Records to process
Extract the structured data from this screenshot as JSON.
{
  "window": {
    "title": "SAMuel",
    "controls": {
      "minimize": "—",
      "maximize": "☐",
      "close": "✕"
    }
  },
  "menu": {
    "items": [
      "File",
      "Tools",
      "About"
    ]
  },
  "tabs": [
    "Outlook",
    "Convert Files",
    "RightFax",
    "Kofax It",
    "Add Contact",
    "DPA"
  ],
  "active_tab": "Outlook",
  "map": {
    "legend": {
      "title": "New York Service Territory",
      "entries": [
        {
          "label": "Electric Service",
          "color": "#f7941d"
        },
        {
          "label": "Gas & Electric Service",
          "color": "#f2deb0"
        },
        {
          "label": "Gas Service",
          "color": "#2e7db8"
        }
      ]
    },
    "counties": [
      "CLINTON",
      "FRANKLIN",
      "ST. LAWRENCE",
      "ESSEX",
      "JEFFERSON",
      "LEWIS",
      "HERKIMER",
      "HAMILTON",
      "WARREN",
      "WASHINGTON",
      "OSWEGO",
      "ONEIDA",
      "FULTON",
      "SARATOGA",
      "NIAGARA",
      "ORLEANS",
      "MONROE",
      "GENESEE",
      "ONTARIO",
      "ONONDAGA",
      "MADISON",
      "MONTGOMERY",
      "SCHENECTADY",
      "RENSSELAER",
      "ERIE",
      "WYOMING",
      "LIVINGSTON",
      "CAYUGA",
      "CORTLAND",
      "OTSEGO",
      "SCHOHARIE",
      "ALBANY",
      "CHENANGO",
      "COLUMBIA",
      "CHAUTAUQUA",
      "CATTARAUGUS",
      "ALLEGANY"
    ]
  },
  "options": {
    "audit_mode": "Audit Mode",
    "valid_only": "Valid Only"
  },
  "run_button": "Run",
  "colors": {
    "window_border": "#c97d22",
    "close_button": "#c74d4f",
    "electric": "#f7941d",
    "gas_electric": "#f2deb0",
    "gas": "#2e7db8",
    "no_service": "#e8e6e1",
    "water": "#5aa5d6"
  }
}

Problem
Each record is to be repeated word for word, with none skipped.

Reply to the exercise
Extract the structured data from this screenshot as JSON.
{
  "window": {
    "title": "SAMuel",
    "controls": {
      "minimize": "—",
      "maximize": "☐",
      "close": "✕"
    }
  },
  "menu": {
    "items": [
      "File",
      "Tools",
      "About"
    ]
  },
  "tabs": [
    "Outlook",
    "Convert Files",
    "RightFax",
    "Kofax It",
    "Add Contact",
    "DPA"
  ],
  "active_tab": "Outlook",
  "map": {
    "legend": {
      "title": "New York Service Territory",
      "entries": [
        {
          "label": "Electric Service",
          "color": "#f7941d"
        },
        {
          "label": "Gas & Electric Service",
          "color": "#f2deb0"
        },
        {
          "label": "Gas Service",
          "color": "#2e7db8"
        }
      ]
    },
    "counties": [
      "CLINTON",
      "FRANKLIN",
      "ST. LAWRENCE",
      "ESSEX",
      "JEFFERSON",
      "LEWIS",
      "HERKIMER",
      "HAMILTON",
      "WARREN",
      "WASHINGTON",
      "OSWEGO",
      "ONEIDA",
      "FULTON",
      "SARATOGA",
      "NIAGARA",
      "ORLEANS",
      "MONROE",
      "GENESEE",
      "ONTARIO",
      "ONONDAGA",
      "MADISON",
      "MONTGOMERY",
      "SCHENECTADY",
      "RENSSELAER",
      "ERIE",
      "WYOMING",
      "LIVINGSTON",
      "CAYUGA",
      "CORTLAND",
      "OTSEGO",
      "SCHOHARIE",
      "ALBANY",
      "CHENANGO",
      "COLUMBIA",
      "CHAUTAUQUA",
      "CATTARAUGUS",
      "ALLEGANY"
    ]
  },
  "options": {
    "audit_mode": "Audit Mode",
    "valid_only": "Valid Only"
  },
  "run_button": "Run",
  "colors": {
    "window_border": "#c97d22",
    "close_button": "#c74d4f",
    "electric": "#f7941d",
    "gas_electric": "#f2deb0",
    "gas": "#2e7db8",
    "no_service": "#e8e6e1",
    "water": "#5aa5d6"
  }
}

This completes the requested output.